SCR: You two seem to have a lot in common. You hit it off real well, and you both have basically the same personality, the same lack of arrogance, and both seem to be very personable. Do you have a lot in common besides the obvious-that you both race for a living?
Truex: Sure, yeah, everything. We like to do all the same stuff, it seems. He doesn't like to fish too much, but I love to fish. That's about the only thing we don't [have in common]. But we just got us a bass boat, so I'm going to take it. It's half his and half mine, but he'll never use it, so it'll be all mine.
SCR: So, you come from an area where you did a lot of fishing, and your family is involved in the clamming business?
Truex: Yeah, we lived right on the shore and I did a lot of fishing growing up, in the bay and stuff.
SCR: The Bass Pro Shop sponsorship really fits your lifestyle?
Truex: Yeah, it's cool. It's a pretty cool sponsor for me.
SCR: I know your dad was a racer, but what kind of influence did he have on you?
Truex: Yeah, he's the only reason I started racing, really.

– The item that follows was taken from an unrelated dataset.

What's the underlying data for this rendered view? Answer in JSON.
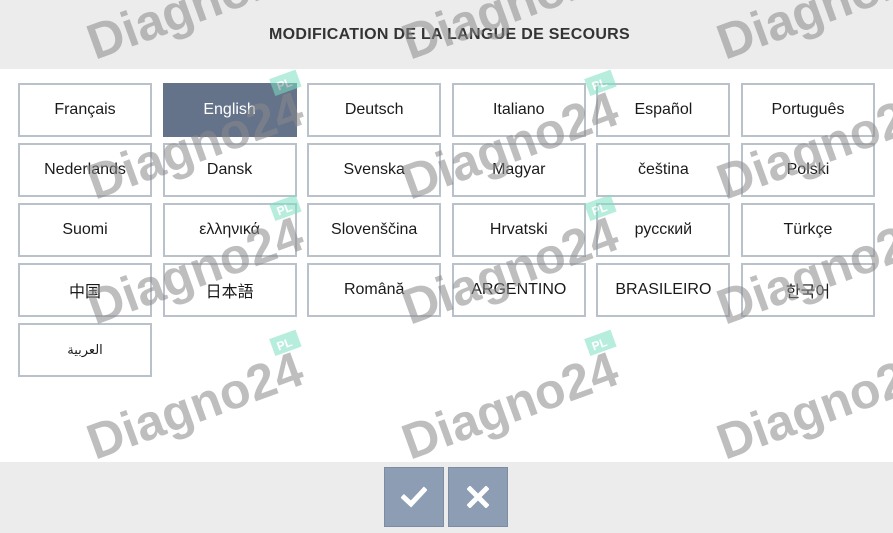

He and my Uncle Barney were racing from the time I can remember, I guess from the time I was born. And I just grew up around it and always loved going to the racetrack and watching, and I always knew it was something I wanted to do. And when I turned old enough-when I was ten-I started begging for a go-kart, and when I was eleven, I finally got one. He was always racing, so I had my mom take me to the track most of the time, or my aunt would take me because my cousin raced with me. He was a year younger than me, and we would all ride to the airport-I mean the racetrack-and I would pretty much do everything myself. My dad taught me a lot about racing and sportsmanship and how races go and how you need to concentrate on making your cars the best you can and that sort of stuff.

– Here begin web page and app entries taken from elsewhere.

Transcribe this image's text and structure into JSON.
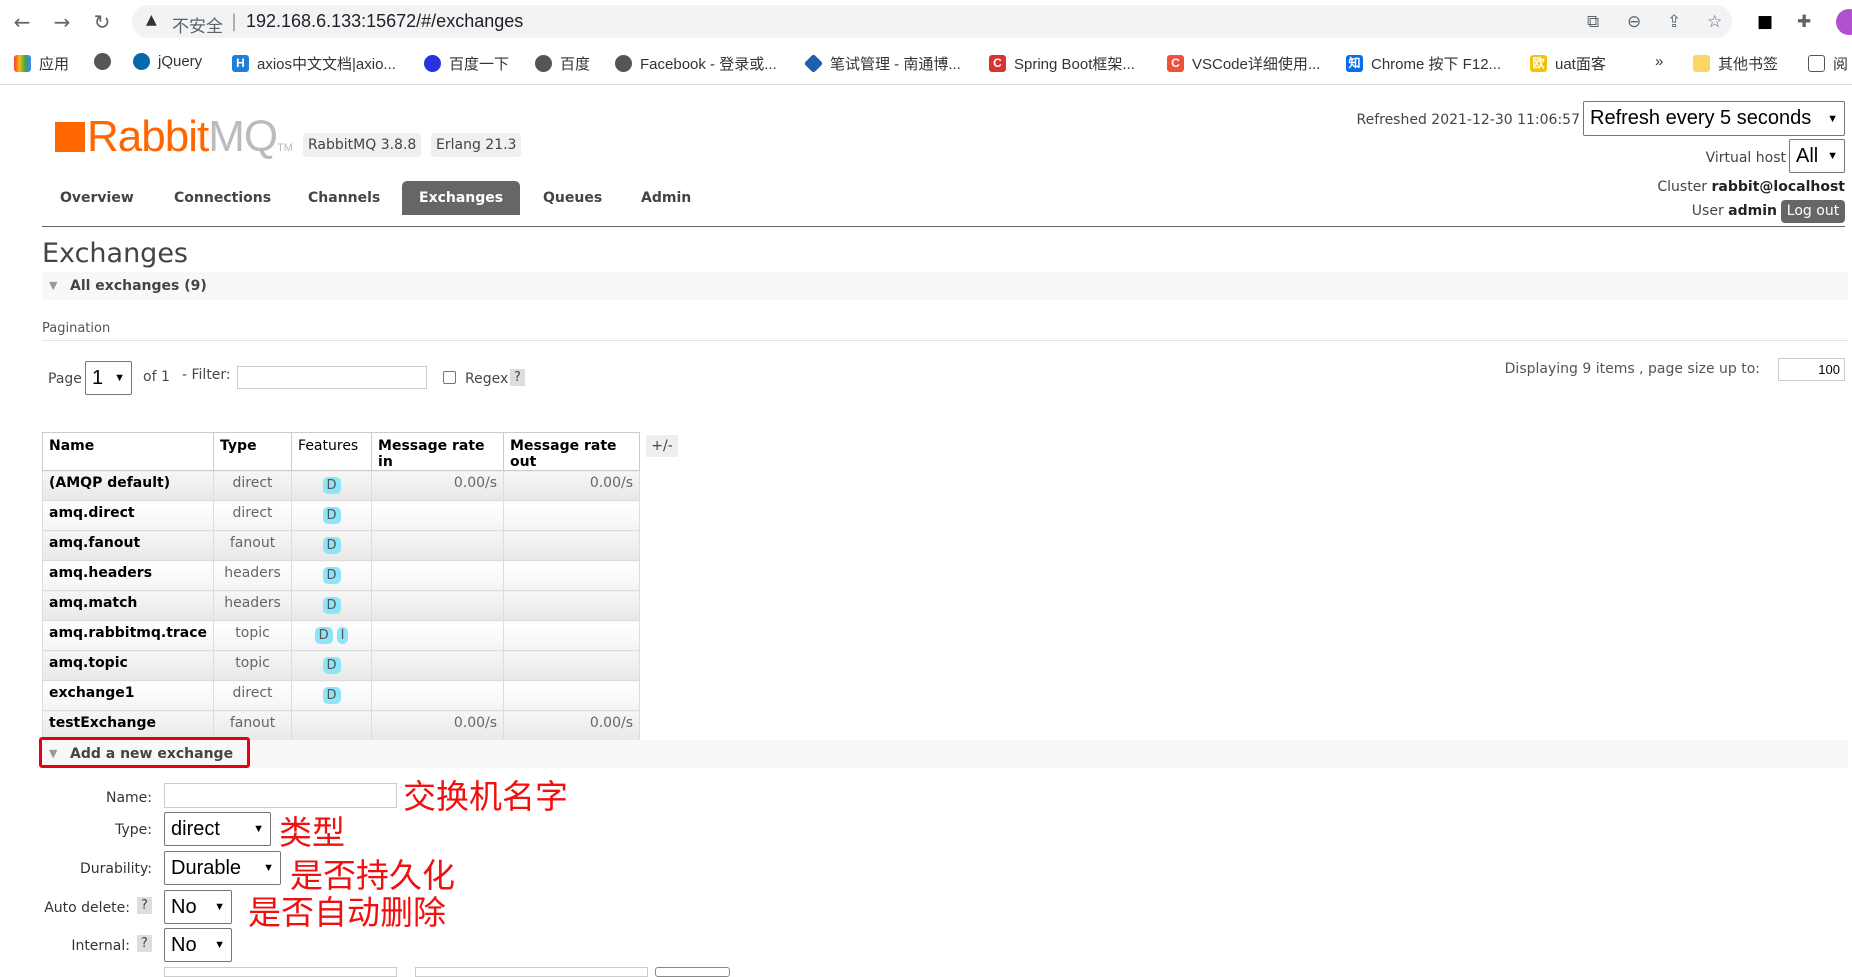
{
  "browser": {
    "insecure_label": "不安全",
    "url": "192.168.6.133:15672/#/exchanges",
    "bookmarks": [
      {
        "label": "应用",
        "icon": "apps-grid-icon"
      },
      {
        "label": "",
        "icon": "globe-icon"
      },
      {
        "label": "jQuery",
        "icon": "jquery-icon"
      },
      {
        "label": "axios中文文档|axio...",
        "icon": "axios-icon"
      },
      {
        "label": "百度一下",
        "icon": "baidu-icon"
      },
      {
        "label": "百度",
        "icon": "globe-icon"
      },
      {
        "label": "Facebook - 登录或...",
        "icon": "globe-icon"
      },
      {
        "label": "笔试管理 - 南通博...",
        "icon": "diamond-icon"
      },
      {
        "label": "Spring Boot框架...",
        "icon": "csdn-icon"
      },
      {
        "label": "VSCode详细使用...",
        "icon": "csdn-icon"
      },
      {
        "label": "Chrome 按下 F12...",
        "icon": "zhihu-icon"
      },
      {
        "label": "uat面客",
        "icon": "ou-icon"
      }
    ],
    "more": "»",
    "other_bookmarks": "其他书签",
    "reading_list": "阅"
  },
  "header": {
    "logo_main": "Rabbit",
    "logo_mq": "MQ",
    "logo_tm": "TM",
    "version": "RabbitMQ 3.8.8",
    "erlang": "Erlang 21.3",
    "refreshed": "Refreshed 2021-12-30 11:06:57",
    "refresh_select": "Refresh every 5 seconds",
    "vhost_label": "Virtual host",
    "vhost_value": "All",
    "cluster_label": "Cluster",
    "cluster_value": "rabbit@localhost",
    "user_label": "User",
    "user_value": "admin",
    "logout": "Log out"
  },
  "nav": {
    "tabs": [
      "Overview",
      "Connections",
      "Channels",
      "Exchanges",
      "Queues",
      "Admin"
    ],
    "active": "Exchanges"
  },
  "page": {
    "title": "Exchanges",
    "all_section": "All exchanges (9)",
    "pagination_label": "Pagination",
    "page_label": "Page",
    "page_value": "1",
    "of_label": "of 1",
    "filter_label": "- Filter:",
    "filter_value": "",
    "regex_label": "Regex",
    "help": "?",
    "displaying": "Displaying 9 items , page size up to:",
    "page_size": "100"
  },
  "table": {
    "columns": [
      "Name",
      "Type",
      "Features",
      "Message rate in",
      "Message rate out"
    ],
    "toggle": "+/-",
    "rows": [
      {
        "name": "(AMQP default)",
        "type": "direct",
        "features": [
          "D"
        ],
        "rate_in": "0.00/s",
        "rate_out": "0.00/s"
      },
      {
        "name": "amq.direct",
        "type": "direct",
        "features": [
          "D"
        ],
        "rate_in": "",
        "rate_out": ""
      },
      {
        "name": "amq.fanout",
        "type": "fanout",
        "features": [
          "D"
        ],
        "rate_in": "",
        "rate_out": ""
      },
      {
        "name": "amq.headers",
        "type": "headers",
        "features": [
          "D"
        ],
        "rate_in": "",
        "rate_out": ""
      },
      {
        "name": "amq.match",
        "type": "headers",
        "features": [
          "D"
        ],
        "rate_in": "",
        "rate_out": ""
      },
      {
        "name": "amq.rabbitmq.trace",
        "type": "topic",
        "features": [
          "D",
          "I"
        ],
        "rate_in": "",
        "rate_out": ""
      },
      {
        "name": "amq.topic",
        "type": "topic",
        "features": [
          "D"
        ],
        "rate_in": "",
        "rate_out": ""
      },
      {
        "name": "exchange1",
        "type": "direct",
        "features": [
          "D"
        ],
        "rate_in": "",
        "rate_out": ""
      },
      {
        "name": "testExchange",
        "type": "fanout",
        "features": [],
        "rate_in": "0.00/s",
        "rate_out": "0.00/s"
      }
    ]
  },
  "add_form": {
    "section": "Add a new exchange",
    "name_label": "Name:",
    "name_value": "",
    "type_label": "Type:",
    "type_value": "direct",
    "durability_label": "Durability:",
    "durability_value": "Durable",
    "autodelete_label": "Auto delete:",
    "autodelete_value": "No",
    "internal_label": "Internal:",
    "internal_value": "No"
  },
  "annotations": {
    "name": "交换机名字",
    "type": "类型",
    "durability": "是否持久化",
    "autodelete": "是否自动删除",
    "color": "#f01010"
  },
  "colors": {
    "brand": "#ff6600",
    "active_tab": "#666666",
    "feature_badge": "#8ee4f8",
    "highlight_box": "#e60012"
  }
}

At Talladega, Truex Jr. verified his racing credentials by winning on a track entirely dif
SCR: Talk a little about the family clamming business. How much did you work in that growing up?
Truex: When I was still in high school, I would go out on weekends, like most kids go out on weekends, and have a good time and everything. But I would have to wake up at 2 o'clock or 1 o'clock on Sunday morning...well, Saturday night. I would go out Sunday and work all day and come home and go to school on Monday. For probably a year or the last year and a half or so while I was in school, I did that just to make some money. I would make a couple hundred dollars just on weekends. Of course, I was building a truck to put on the road when I got my license, and all that went into it. When I got out of school, I worked a year and a half, I think it was, full time on the boat.
SCR: When did you know that racing was what you wanted to do?
Truex: Before I ever worked on one of them boats, I'll tell you that. It's what I always wanted and kind of what I always worked for. I think I got my Modified when I was about 17 and a half, and started getting it ready, rebuilt it all, and got ready to go racing in a real car.
SCR: Talk about your first Busch win at Bristol earlier this year.
Truex: That was pretty exciting. I kind of knew-well, I can't say I knew, because you never know if you're ever going to win a race-but I felt like we had had a few opportunities to win, like at Homestead last year, and Rockingham this year, and I kind of let them slip away at the end by mistakes I made. Anytime I've ever made a mistake in racing, I've always been one who thinks about it and worries about it so much that it seems to never happen again. I kind of learn from it. That's what I always try to do. I try to learn from every mistake I make. I think that was part of the reason I won Bristol.